During her trial, prosecutors said Patterson, who formerly served as director of the Comfort House, a McAllen-based nonprofit that provides hospice care, made friends with Knell before gaining access to his bank accounts, getting power of attorney and becoming executrix of his will — all over the span of four months.
She was also convicted of stealing more than $100,000 from the Comfort House and trying to take more than $200,000 from Knell.
Her co-defendant, Angel Mario Garza, who has since recanted his confession, pleaded guilty to strangling Knell and is serving a 45-year prison sentence.
As for the Innocence Project of Texas brief, it mirrors arguments made in Patterson’s brief regarding Farley’s testimony.
“Specifically, Farley concluded the deceased’s cause of death was ‘asphyxia by suffocation,’ and manner of death was ‘homicide’ based on lay witness statements despite Farley admitting she could not rule out other causes and made no independent medical finding at autopsy to corroborate suffocation,” the brief stated. “Such testimony has been a factor in wrongful convictions in Texas.
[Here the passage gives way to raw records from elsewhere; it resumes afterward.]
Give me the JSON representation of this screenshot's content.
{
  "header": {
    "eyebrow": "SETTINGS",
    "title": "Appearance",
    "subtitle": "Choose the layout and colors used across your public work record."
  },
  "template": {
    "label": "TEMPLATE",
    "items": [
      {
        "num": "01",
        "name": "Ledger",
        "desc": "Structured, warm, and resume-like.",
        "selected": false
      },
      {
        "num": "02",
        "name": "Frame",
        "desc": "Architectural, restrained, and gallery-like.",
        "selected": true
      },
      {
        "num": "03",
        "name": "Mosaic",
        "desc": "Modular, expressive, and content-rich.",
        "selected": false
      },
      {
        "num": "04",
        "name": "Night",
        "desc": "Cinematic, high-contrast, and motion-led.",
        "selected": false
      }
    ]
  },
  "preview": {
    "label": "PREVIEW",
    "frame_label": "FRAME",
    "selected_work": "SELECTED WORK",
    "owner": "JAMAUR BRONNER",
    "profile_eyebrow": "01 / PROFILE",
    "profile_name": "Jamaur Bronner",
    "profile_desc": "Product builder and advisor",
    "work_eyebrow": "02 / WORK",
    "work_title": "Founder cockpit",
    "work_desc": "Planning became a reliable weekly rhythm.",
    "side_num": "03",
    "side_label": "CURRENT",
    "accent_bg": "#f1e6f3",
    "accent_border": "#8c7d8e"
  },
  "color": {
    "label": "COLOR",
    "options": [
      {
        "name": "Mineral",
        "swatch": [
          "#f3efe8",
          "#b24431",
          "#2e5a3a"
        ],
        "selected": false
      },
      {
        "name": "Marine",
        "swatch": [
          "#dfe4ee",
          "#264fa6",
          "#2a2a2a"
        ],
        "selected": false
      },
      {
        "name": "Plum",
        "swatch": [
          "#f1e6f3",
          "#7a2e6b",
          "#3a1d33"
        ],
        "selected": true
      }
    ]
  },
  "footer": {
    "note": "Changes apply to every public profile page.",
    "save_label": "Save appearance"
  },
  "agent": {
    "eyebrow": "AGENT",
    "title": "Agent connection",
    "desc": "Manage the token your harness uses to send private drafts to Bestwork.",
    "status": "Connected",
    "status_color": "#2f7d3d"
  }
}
“It is harmful because it gives a misleading stamp of scientific certainty to lay witness statements when an expert is otherwise prohibited from commenting on witness credibility.”
In Patterson’s appeal, her attorneys challenge Farley’s testimony as well, saying she based her cause of death opinion on statements made by two lay witnesses, law enforcement, cellphone tower information and Garza’s confession.
“The medical evidence indicates Mr. Knell’s death was a result of sudden cardiac arrest and other natural causes, Yet, the State offered no medical or physical evidence to substantiate their forensic pathologist’s conclusion that his death was a homicide,” the appeal stated.
That document said that Farley’s opinion was rife with confirmation bias and uncorrected false medical testimony.
“In fact, it wasn’t medical testimony at all. It was a regurgitation of Mario Garza’s alleged confession, and junk cellphone tower science,” the appeal stated.
Patterson’s attorney also hired forensic pathologist Judy Melinek, who offered a conflicting opinion after reviewing Knell’s autopsy report and photos, the police incident report, the 911 call and transcript, medical and embalming records, Garza’s affidavit, witness statements and trial testimony.
As for the alleged junk cellphone tower evidence, a private investigator named David T. Gallant, who was hired by Patterson’s attorneys, is of the opinion that the investigator who conducted the initial investigation did so incorrectly.
Gallant, who is also a computer forensic expert, believes Patterson and Garza were five miles south of Knell’s home at the time of his death.
In his recommendation, Gonzalez, the judge, said he is of the opinion a hearing is not needed.
His recommendation will go to the Texas Court of Criminal Appeals, which remanded the case to him.
Editor’s note: This story was updated with a new development about a judge recommending to deny the appeal.